[WHAT IS BEING ASKED]: Among the lines below, tally those that contain "year" and respond with the total only.

Dataset rows describing interfaces

____________

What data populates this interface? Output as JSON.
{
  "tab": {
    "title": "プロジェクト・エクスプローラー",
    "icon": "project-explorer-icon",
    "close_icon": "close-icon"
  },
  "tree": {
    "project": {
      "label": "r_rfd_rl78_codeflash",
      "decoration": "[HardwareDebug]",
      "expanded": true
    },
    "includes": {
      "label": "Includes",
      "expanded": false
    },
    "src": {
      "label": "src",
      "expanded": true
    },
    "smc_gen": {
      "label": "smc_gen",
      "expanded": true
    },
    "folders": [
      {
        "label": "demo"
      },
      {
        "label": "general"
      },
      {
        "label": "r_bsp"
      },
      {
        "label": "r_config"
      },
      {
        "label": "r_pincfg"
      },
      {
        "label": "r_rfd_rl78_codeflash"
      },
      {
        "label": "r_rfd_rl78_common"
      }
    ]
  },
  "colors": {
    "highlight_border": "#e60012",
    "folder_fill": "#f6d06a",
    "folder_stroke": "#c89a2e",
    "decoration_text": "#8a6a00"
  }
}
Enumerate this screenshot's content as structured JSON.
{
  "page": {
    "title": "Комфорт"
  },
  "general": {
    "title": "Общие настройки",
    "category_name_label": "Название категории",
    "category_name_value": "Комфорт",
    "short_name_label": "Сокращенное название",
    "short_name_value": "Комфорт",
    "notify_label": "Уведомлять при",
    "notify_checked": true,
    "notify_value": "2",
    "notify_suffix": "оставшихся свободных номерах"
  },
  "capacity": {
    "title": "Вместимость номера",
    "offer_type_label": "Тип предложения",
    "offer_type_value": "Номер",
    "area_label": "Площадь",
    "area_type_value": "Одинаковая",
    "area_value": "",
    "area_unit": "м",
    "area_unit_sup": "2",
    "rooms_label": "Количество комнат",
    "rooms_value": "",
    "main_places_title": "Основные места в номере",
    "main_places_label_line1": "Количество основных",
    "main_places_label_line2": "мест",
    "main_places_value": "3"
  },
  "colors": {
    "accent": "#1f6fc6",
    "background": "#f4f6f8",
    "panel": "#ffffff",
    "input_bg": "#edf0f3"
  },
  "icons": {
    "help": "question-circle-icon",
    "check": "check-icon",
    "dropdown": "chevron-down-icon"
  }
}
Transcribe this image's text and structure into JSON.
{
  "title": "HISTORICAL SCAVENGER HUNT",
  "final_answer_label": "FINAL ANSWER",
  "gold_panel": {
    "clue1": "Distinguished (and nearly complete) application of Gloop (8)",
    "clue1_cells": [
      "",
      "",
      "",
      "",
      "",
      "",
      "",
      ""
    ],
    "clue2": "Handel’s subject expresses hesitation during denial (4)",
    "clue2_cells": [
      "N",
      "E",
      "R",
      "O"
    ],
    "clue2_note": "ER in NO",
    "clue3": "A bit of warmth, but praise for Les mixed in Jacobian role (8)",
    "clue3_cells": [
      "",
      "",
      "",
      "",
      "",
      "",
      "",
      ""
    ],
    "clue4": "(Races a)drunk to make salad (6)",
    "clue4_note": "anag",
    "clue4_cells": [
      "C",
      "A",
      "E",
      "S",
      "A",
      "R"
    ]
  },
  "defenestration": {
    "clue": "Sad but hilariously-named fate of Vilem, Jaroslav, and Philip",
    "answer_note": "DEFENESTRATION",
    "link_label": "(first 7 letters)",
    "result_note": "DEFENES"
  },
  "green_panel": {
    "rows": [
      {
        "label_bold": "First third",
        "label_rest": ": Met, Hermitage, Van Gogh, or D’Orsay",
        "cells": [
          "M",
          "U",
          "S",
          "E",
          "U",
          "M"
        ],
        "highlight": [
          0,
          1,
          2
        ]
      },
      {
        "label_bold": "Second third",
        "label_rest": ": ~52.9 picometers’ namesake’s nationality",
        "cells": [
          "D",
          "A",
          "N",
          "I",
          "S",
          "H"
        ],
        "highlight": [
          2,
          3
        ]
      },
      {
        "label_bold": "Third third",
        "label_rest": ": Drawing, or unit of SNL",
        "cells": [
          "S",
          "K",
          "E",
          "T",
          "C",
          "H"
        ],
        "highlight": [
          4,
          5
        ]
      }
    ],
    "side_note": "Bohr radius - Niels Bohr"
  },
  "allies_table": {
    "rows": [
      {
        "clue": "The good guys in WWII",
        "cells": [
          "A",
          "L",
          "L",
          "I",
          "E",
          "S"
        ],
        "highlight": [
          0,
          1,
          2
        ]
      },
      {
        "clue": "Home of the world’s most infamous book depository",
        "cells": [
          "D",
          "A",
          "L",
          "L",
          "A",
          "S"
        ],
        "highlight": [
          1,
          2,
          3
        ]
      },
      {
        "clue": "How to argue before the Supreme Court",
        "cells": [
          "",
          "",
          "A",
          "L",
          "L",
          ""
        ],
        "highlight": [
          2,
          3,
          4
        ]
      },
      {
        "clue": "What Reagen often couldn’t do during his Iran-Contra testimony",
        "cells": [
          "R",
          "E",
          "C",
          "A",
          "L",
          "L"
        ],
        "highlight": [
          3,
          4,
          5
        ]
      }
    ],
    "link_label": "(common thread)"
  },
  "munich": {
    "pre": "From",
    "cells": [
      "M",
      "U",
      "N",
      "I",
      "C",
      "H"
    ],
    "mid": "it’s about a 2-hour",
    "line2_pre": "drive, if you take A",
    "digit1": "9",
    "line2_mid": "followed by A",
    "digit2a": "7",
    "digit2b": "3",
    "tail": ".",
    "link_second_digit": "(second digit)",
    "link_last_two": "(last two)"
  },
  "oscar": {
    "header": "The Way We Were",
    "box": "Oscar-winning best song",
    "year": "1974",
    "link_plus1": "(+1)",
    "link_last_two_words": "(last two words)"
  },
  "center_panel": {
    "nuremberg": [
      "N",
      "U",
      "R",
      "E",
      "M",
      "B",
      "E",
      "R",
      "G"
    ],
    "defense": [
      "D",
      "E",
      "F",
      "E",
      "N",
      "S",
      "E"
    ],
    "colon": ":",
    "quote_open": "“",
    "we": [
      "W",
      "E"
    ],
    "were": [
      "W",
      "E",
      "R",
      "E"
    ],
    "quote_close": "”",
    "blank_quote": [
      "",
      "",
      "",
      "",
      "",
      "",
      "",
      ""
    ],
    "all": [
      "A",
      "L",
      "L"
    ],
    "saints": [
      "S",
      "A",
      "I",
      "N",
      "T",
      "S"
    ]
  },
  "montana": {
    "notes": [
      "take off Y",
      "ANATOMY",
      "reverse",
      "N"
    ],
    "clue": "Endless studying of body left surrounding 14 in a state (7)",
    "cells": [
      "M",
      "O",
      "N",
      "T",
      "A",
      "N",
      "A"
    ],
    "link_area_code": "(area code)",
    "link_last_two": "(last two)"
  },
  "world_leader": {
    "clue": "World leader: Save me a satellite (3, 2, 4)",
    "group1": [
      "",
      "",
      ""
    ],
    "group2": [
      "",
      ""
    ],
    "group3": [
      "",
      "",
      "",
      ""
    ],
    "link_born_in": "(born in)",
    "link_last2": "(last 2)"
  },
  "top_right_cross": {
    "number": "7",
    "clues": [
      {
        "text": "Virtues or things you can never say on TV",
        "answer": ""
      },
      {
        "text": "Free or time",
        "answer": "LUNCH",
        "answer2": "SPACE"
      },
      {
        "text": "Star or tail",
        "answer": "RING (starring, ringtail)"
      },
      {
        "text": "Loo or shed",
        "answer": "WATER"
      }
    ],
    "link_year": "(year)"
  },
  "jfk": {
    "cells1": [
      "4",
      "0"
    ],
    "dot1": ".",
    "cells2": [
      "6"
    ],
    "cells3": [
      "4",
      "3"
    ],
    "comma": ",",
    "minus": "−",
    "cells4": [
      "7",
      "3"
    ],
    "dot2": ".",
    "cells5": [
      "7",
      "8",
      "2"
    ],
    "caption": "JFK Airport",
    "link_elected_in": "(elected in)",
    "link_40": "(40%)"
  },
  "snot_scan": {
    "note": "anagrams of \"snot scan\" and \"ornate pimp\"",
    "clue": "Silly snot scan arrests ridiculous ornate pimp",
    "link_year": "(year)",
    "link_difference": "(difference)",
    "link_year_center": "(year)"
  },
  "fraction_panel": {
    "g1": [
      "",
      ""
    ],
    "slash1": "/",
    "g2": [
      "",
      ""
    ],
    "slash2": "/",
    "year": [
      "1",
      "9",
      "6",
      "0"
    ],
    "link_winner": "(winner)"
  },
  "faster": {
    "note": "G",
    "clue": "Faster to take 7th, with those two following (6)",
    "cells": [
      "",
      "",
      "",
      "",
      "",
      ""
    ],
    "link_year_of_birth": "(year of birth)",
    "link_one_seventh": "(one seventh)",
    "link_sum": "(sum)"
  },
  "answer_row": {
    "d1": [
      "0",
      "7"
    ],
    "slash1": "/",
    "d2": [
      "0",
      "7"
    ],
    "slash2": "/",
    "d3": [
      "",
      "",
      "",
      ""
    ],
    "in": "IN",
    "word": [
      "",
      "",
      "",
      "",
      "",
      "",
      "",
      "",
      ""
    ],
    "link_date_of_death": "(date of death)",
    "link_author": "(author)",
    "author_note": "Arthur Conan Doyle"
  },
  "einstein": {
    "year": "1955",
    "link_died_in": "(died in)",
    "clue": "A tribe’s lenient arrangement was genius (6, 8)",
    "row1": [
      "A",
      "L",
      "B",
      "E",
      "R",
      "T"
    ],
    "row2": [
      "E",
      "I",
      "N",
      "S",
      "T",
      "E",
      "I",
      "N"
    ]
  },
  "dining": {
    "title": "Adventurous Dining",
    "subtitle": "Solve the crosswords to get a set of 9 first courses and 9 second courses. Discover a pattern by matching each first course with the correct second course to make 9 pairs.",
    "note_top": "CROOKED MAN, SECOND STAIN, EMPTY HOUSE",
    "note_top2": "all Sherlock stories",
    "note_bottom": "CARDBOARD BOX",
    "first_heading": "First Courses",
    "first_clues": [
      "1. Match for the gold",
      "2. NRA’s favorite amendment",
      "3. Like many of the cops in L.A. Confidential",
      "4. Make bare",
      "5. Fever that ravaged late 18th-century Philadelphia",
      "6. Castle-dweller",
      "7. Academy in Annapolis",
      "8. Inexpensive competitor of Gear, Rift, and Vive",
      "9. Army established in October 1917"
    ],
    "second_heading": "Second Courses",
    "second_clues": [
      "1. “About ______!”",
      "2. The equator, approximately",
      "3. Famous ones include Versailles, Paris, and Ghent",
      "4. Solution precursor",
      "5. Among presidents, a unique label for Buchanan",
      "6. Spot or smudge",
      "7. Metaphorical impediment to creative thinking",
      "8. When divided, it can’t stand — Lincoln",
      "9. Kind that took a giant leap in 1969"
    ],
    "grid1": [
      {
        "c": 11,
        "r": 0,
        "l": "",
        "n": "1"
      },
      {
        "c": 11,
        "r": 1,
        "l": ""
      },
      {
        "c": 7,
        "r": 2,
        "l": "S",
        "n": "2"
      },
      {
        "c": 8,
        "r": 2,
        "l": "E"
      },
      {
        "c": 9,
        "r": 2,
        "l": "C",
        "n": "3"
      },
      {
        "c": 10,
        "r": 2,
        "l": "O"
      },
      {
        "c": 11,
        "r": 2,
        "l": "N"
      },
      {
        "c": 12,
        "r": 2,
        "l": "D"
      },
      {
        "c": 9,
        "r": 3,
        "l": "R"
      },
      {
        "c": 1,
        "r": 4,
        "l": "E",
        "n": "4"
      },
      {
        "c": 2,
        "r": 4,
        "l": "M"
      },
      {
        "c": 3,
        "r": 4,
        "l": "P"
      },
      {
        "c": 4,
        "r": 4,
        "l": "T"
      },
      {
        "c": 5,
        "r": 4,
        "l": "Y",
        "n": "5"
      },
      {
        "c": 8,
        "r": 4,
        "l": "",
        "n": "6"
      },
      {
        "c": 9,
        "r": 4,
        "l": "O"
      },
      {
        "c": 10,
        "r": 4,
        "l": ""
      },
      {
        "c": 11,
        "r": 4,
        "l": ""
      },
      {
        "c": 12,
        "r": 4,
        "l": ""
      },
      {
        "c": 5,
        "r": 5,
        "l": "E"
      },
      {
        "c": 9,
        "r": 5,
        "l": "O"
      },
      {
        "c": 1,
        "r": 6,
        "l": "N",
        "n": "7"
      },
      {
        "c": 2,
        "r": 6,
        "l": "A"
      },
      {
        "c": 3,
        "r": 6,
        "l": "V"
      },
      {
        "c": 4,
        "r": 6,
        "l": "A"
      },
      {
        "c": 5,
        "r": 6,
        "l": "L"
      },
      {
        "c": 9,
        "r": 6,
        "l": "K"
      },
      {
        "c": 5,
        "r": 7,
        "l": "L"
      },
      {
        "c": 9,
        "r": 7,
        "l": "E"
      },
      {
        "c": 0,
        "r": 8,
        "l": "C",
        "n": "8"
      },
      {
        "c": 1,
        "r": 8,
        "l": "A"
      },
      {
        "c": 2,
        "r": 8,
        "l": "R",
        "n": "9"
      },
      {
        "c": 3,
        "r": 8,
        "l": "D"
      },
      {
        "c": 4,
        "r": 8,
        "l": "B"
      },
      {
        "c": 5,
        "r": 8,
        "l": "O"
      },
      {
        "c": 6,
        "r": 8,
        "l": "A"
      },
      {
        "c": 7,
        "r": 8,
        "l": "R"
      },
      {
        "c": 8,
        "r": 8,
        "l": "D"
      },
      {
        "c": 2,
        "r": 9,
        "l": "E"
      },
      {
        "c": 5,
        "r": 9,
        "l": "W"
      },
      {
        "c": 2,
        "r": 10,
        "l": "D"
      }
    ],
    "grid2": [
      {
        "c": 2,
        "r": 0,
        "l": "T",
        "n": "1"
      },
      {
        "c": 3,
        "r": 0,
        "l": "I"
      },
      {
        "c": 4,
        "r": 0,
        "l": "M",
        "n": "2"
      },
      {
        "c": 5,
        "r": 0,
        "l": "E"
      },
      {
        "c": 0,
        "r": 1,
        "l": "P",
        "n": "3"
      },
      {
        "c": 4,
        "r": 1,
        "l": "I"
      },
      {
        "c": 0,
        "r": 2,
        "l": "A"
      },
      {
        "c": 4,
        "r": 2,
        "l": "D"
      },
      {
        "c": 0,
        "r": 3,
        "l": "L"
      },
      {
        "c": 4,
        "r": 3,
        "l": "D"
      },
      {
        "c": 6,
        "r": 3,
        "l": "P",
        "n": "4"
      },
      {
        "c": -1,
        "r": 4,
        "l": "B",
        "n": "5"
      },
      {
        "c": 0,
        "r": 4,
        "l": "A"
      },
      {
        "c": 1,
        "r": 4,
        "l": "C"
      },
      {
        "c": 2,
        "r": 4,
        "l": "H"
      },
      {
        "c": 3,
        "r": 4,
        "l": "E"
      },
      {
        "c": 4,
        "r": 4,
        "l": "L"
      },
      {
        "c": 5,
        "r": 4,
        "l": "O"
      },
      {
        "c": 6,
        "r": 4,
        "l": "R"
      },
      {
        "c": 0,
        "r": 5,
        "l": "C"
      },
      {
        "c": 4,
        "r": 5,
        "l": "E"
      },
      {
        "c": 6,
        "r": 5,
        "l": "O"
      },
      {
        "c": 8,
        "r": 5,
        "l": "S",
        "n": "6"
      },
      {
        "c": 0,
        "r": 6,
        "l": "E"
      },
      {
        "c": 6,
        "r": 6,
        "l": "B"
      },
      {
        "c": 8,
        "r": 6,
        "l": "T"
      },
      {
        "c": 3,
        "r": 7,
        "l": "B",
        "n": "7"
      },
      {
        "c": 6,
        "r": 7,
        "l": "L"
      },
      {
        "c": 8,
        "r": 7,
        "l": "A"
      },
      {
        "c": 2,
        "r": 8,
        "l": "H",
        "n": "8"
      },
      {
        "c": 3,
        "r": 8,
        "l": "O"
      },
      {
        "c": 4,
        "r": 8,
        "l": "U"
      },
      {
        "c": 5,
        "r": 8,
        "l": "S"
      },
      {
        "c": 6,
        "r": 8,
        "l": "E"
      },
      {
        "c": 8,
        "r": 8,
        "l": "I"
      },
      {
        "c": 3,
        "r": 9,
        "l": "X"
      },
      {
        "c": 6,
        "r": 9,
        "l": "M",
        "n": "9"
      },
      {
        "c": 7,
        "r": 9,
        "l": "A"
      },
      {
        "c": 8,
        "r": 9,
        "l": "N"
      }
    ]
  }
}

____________

[RESULT OF THIS EXERCISE]: 7